[WHAT TO PRODUCE]
Set down only what runs from the line containing "Output a JSON object describing the text" through the last line of the data, exactly as it reads.

[Extracted records]
================

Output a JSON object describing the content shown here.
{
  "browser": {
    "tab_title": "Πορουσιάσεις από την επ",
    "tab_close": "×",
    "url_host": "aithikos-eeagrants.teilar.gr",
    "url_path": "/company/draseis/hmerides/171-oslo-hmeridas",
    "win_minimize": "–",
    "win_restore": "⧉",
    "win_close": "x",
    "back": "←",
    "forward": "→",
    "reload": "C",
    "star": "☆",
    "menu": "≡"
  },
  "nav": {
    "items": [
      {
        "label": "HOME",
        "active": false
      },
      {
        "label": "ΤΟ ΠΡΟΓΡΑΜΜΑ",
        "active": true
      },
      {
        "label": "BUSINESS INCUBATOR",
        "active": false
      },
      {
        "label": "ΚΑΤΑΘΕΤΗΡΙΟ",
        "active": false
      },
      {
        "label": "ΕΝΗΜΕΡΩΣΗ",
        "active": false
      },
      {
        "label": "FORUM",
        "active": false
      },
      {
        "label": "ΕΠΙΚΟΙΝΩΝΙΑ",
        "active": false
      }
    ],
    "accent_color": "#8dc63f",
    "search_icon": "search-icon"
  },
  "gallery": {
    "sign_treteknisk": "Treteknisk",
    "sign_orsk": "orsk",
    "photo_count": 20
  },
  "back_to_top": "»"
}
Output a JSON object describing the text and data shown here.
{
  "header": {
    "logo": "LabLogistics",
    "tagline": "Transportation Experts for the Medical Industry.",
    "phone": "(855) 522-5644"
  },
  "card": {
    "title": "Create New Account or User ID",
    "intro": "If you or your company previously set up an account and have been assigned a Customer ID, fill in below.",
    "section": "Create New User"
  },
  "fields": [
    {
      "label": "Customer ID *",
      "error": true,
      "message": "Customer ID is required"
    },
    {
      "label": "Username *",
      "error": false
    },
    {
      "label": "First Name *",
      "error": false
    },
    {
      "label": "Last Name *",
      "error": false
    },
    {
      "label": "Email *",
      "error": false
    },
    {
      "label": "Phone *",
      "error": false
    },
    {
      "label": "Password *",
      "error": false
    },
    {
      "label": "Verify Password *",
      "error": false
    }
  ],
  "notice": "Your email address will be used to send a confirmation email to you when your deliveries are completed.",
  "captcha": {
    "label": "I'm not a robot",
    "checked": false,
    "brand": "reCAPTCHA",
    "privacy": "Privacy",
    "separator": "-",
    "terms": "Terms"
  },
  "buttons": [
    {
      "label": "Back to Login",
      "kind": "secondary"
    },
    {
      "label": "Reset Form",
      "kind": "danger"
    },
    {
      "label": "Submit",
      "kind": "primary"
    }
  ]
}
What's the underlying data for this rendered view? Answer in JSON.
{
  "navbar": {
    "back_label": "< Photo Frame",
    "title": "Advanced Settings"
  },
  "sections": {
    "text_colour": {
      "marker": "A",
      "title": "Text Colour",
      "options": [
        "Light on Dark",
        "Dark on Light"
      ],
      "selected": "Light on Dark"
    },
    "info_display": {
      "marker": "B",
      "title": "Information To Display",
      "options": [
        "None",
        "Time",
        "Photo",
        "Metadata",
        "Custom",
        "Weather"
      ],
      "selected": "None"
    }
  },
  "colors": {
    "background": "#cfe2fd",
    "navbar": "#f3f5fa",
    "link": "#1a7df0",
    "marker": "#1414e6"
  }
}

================

[TASK OUTPUT]
Output a JSON object describing the text and data shown here.
{
  "header": {
    "logo": "LabLogistics",
    "tagline": "Transportation Experts for the Medical Industry.",
    "phone": "(855) 522-5644"
  },
  "card": {
    "title": "Create New Account or User ID",
    "intro": "If you or your company previously set up an account and have been assigned a Customer ID, fill in below.",
    "section": "Create New User"
  },
  "fields": [
    {
      "label": "Customer ID *",
      "error": true,
      "message": "Customer ID is required"
    },
    {
      "label": "Username *",
      "error": false
    },
    {
      "label": "First Name *",
      "error": false
    },
    {
      "label": "Last Name *",
      "error": false
    },
    {
      "label": "Email *",
      "error": false
    },
    {
      "label": "Phone *",
      "error": false
    },
    {
      "label": "Password *",
      "error": false
    },
    {
      "label": "Verify Password *",
      "error": false
    }
  ],
  "notice": "Your email address will be used to send a confirmation email to you when your deliveries are completed.",
  "captcha": {
    "label": "I'm not a robot",
    "checked": false,
    "brand": "reCAPTCHA",
    "privacy": "Privacy",
    "separator": "-",
    "terms": "Terms"
  },
  "buttons": [
    {
      "label": "Back to Login",
      "kind": "secondary"
    },
    {
      "label": "Reset Form",
      "kind": "danger"
    },
    {
      "label": "Submit",
      "kind": "primary"
    }
  ]
}
What's the underlying data for this rendered view? Answer in JSON.
{
  "navbar": {
    "back_label": "< Photo Frame",
    "title": "Advanced Settings"
  },
  "sections": {
    "text_colour": {
      "marker": "A",
      "title": "Text Colour",
      "options": [
        "Light on Dark",
        "Dark on Light"
      ],
      "selected": "Light on Dark"
    },
    "info_display": {
      "marker": "B",
      "title": "Information To Display",
      "options": [
        "None",
        "Time",
        "Photo",
        "Metadata",
        "Custom",
        "Weather"
      ],
      "selected": "None"
    }
  },
  "colors": {
    "background": "#cfe2fd",
    "navbar": "#f3f5fa",
    "link": "#1a7df0",
    "marker": "#1414e6"
  }
}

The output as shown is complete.